Sticking During Planned Operation?
The men on duty during the accident had been assigned the job of reattaching the five control rods to their drive assemblies. The mechanisms had been removed earlier in the day to allow the insertion of some special test equipment into the core.
The reattachment procedure available to the operators is almost unbelievable from the viewpoint of someone trained in nuclear maintenance in the 1980s and 1990s. “Assembly of the rod drive mechanism, replacement of concrete blocks and installations of motor and clutch assembly are the reverse of disassembly. . .” [Thompson p. 661] It is especially incredible considering the fact that the people who were reattaching the rods were not the ones who detached them.
Part of what needed to be done included manually lifting each rod about 10 cm (4 in) to allow the attachment of a C-clamp to hold the rod while the operator attached a nut and washer. It is possible for an operator to overshoot this distance especially if the rod did not move freely.
It is a bit unlikely that a technician would move something 50 cm when he was shooting for 10 cm, but it is not beyond comprehension. The difference, though a factor of five, is only about an arm’s length, which could happen if the rod was sticky and suddenly released.
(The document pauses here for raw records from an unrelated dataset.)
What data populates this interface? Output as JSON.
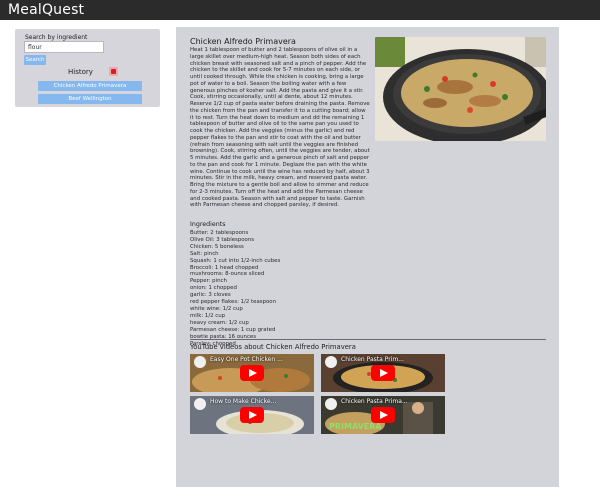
{
  "app": {
    "title": "MealQuest"
  },
  "search": {
    "label": "Search by ingredient",
    "value": "flour",
    "button_label": "Search"
  },
  "history": {
    "label": "History",
    "items": [
      "Chicken Alfredo Primavera",
      "Beef Wellington"
    ]
  },
  "recipe": {
    "title": "Chicken Alfredo Primavera",
    "instructions": "Heat 1 tablespoon of butter and 2 tablespoons of olive oil in a large skillet over medium-high heat. Season both sides of each chicken breast with seasoned salt and a pinch of pepper. Add the chicken to the skillet and cook for 5-7 minutes on each side, or until cooked through. While the chicken is cooking, bring a large pot of water to a boil. Season the boiling water with a few generous pinches of kosher salt. Add the pasta and give it a stir. Cook, stirring occasionally, until al dente, about 12 minutes. Reserve 1/2 cup of pasta water before draining the pasta. Remove the chicken from the pan and transfer it to a cutting board; allow it to rest. Turn the heat down to medium and dd the remaining 1 tablespoon of butter and olive oil to the same pan you used to cook the chicken. Add the veggies (minus the garlic) and red pepper flakes to the pan and stir to coat with the oil and butter (refrain from seasoning with salt until the veggies are finished browning). Cook, stirring often, until the veggies are tender, about 5 minutes. Add the garlic and a generous pinch of salt and pepper to the pan and cook for 1 minute. Deglaze the pan with the white wine. Continue to cook until the wine has reduced by half, about 3 minutes. Stir in the milk, heavy cream, and reserved pasta water. Bring the mixture to a gentle boil and allow to simmer and reduce for 2-3 minutes. Turn off the heat and add the Parmesan cheese and cooked pasta. Season with salt and pepper to taste. Garnish with Parmesan cheese and chopped parsley, if desired.",
    "ingredients_title": "Ingredients",
    "ingredients": [
      "Butter: 2 tablespoons",
      "Olive Oil: 3 tablespoons",
      "Chicken: 5 boneless",
      "Salt: pinch",
      "Squash: 1 cut into 1/2-inch cubes",
      "Broccoli: 1 head chopped",
      "mushrooms: 8-ounce sliced",
      "Pepper: pinch",
      "onion: 1 chopped",
      "garlic: 3 cloves",
      "red pepper flakes: 1/2 teaspoon",
      "white wine: 1/2 cup",
      "milk: 1/2 cup",
      "heavy cream: 1/2 cup",
      "Parmesan cheese: 1 cup grated",
      "bowtie pasta: 16 ounces",
      "Parsley: chopped"
    ]
  },
  "videos": {
    "heading": "YouTube videos about Chicken Alfredo Primavera",
    "items": [
      {
        "caption": "Easy One Pot Chicken ...",
        "bg": "#8a6a3c"
      },
      {
        "caption": "Chicken Pasta Prim...",
        "bg": "#5a4030"
      },
      {
        "caption": "How to Make Chicke...",
        "bg": "#6d7480"
      },
      {
        "caption": "Chicken Pasta Prima...",
        "bg": "#3a3a30",
        "overlay_text": "PRIMAVERA"
      }
    ]
  },
  "colors": {
    "accent": "#84b8ee",
    "topbar": "#2b2b2b",
    "panel": "#d3d3da",
    "youtube": "#ff0000"
  }
}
Post accident analysis, however, appears to indicate that this did not happen. The pieces found indicate that the assembly process for the central rod had already progressed to the point where the only thing left to do was to lower the rod back into its fully scrammed position.
As unlikely as it might seem to present day nuclear plant operators, SL-1 was being operated even though it was known to have significant problems with sticking rods. A review of the operating logs showed that the rods had exhibited stickiness more than 80 times (about 2 per cent of the times that movements had been attempted) and that they had failed to fall freely during a scram 46 times.
The difficulties seem to have been increasing, with more than 30 occasions of rod sticking during November and December of 1960, the last operational period before the accident occurred. Plans were underway for a core replacement, but in the meantime a temporary fix had been implemented. Here is an entry from the night order book (a set of instructions to operators from the plant superintendent) of December 20, 1960.
“Each shift will perform a complete rod travel exercise at approx. 4 hours after the start of each shift. This rod exercising will be required of each shift until further notice.”
On December 22, a calibration power run was conducted and the night orders instructed operators not to perform the rod exercise evolution during the run. On December 23 the reactor was shut down for the Christmas shutdown.
Rods were dropped into the core to conduct the shutdown and the drop times were recorded in the engineering log. Of the five rods, three of them stuck during the shutdown and had to be driven into the core by the rod drive mechanisms.
The operators on duty on January 3, 1961 would have been well aware of these problems and could have decided to move the rods manually while they were working on them for other reasons. They might have been especially concerned about sticking since the rods had not been exercised for almost two weeks during the shutdown period.
Though present day nuclear plant operators would not consider taking independent action in such a circumstance, things were different during an era when three military technicians, one of whom was a trainee, would be assigned the job of reattaching reactor control rods during a back shift when no one else was on the reactor site.
It appears likely that the reason the central rod of the SL-1 was lifted about 50 cm on the night of January 3, 1961 was that a group of conscientious technicians had decided that exercising the rods might prevent any problems with sticking during the next reactor start-up. They did not forsee the deadly consequences of their action.